All volunteers taking part in the Conservation Project in Cambodia for at least 12 weeks, and are 18 years or older, have the opportunity to train as a Divemaster during their time on the project. Read more about our Divemaster Add-On Course here.
What are the aims of this Conservation & Environment project?
The main reason why this project began in the first place was to help with the protection of seahorses in Cambodia. This is still a key aim of the project as we campaign and educate against illegal fishing. We hope to see a rise in the seahorse population in the future as we continue research into their habitats and behaviour.
The data we collect is given to local authorities with the hope that they will declare it a protected area. In addition, the data is also shared with the fishermen, so that we can advise them on how they can improve their fishing methods.
Education is also one of the key aspects of the project. Twice a week, you will help teach classes at the local school, teaching students about important environmental issues. In the past, volunteers have done puppet shows about sharks, recycling initiatives, and more. We also hold workshops for the island’s fisherman and inform them about sustainable fishing and the coral reef.
What are the living conditions on this project?
The project’s accommodation is built on stilts over the water in the fishing village of Koh Sdach. You will sleep in same-sex dorm rooms. The accommodation has constant electricity. At the back of the accommodation are bathrooms, with western style toilet with a bucket and a scoop to flush it and a shower. Apart from the fishing village, the island has a few guest houses, and lots of forest.
All volunteers eat together in the large multi-functional communal area or on the deck overlooking the water. You’ll have plenty of opportunities to mingle with the local villagers, and to get immersed in Khmer culture.
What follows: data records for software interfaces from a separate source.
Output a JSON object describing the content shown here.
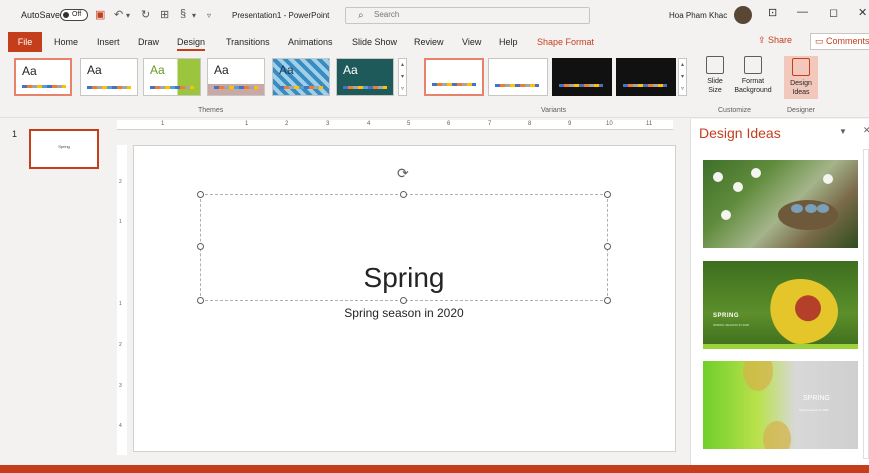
{
  "titlebar": {
    "autosave_label": "AutoSave",
    "autosave_state": "Off",
    "document_title": "Presentation1 - PowerPoint",
    "search_placeholder": "Search",
    "user_name": "Hoa Pham Khac"
  },
  "tabs": {
    "file": "File",
    "items": [
      "Home",
      "Insert",
      "Draw",
      "Design",
      "Transitions",
      "Animations",
      "Slide Show",
      "Review",
      "View",
      "Help",
      "Shape Format"
    ],
    "active": "Design",
    "share": "Share",
    "comments": "Comments"
  },
  "ribbon": {
    "themes": [
      "Aa",
      "Aa",
      "Aa",
      "Aa",
      "Aa",
      "Aa"
    ],
    "themes_label": "Themes",
    "variants_label": "Variants",
    "slide_size": "Slide Size",
    "format_background": "Format Background",
    "customize_label": "Customize",
    "design_ideas": "Design Ideas",
    "designer_label": "Designer"
  },
  "slides_pane": {
    "slide_number": "1",
    "thumb_text": "Spring"
  },
  "ruler": {
    "h_ticks": [
      "1",
      "1",
      "2",
      "3",
      "4",
      "5",
      "6",
      "7",
      "8",
      "9",
      "10",
      "11"
    ],
    "v_ticks": [
      "2",
      "1",
      "1",
      "2",
      "3",
      "4"
    ]
  },
  "slide": {
    "title": "Spring",
    "subtitle": "Spring season in 2020"
  },
  "design_ideas_pane": {
    "title": "Design Ideas",
    "idea2_label": "SPRING",
    "idea2_sub": "SPRING SEASON IN 2020",
    "idea3_label": "SPRING",
    "idea3_sub": "Spring season in 2020"
  },
  "colors": {
    "accent": "#c43e1c",
    "ribbon_bg": "#f3f2f1"
  }
}
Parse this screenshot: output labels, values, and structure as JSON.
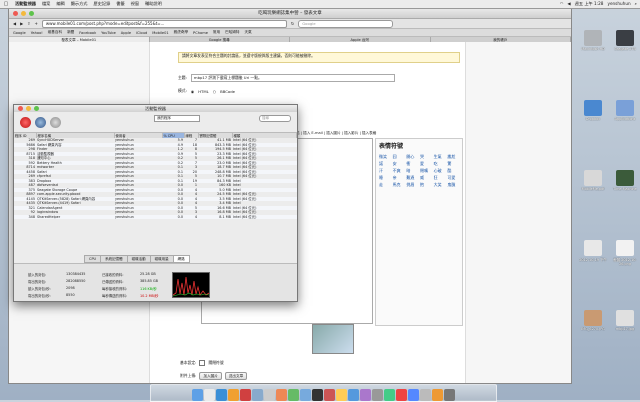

You can join the Conservation & Environment project in Cambodia for one, two or three weeks if you don't have time to join us for four weeks or more. This project has been selected by our local colleagues as being suitable for short term volunteering for both the host community and the volunteer. Although you will gain a valuable cultural insight and work intensely on a variety of conservation activities please be aware that you may not be able to make the same impact as someone volunteering for a longer period. Volunteers joining the Conservation & Environment project for just one week should arrive at a weekend.
*If you have an advanced scuba diving qualification already, you will be trained in the underwater survey work straight away and you can choose to gain the next qualification as a Rescue Diver or gain Speciality Dive certifications.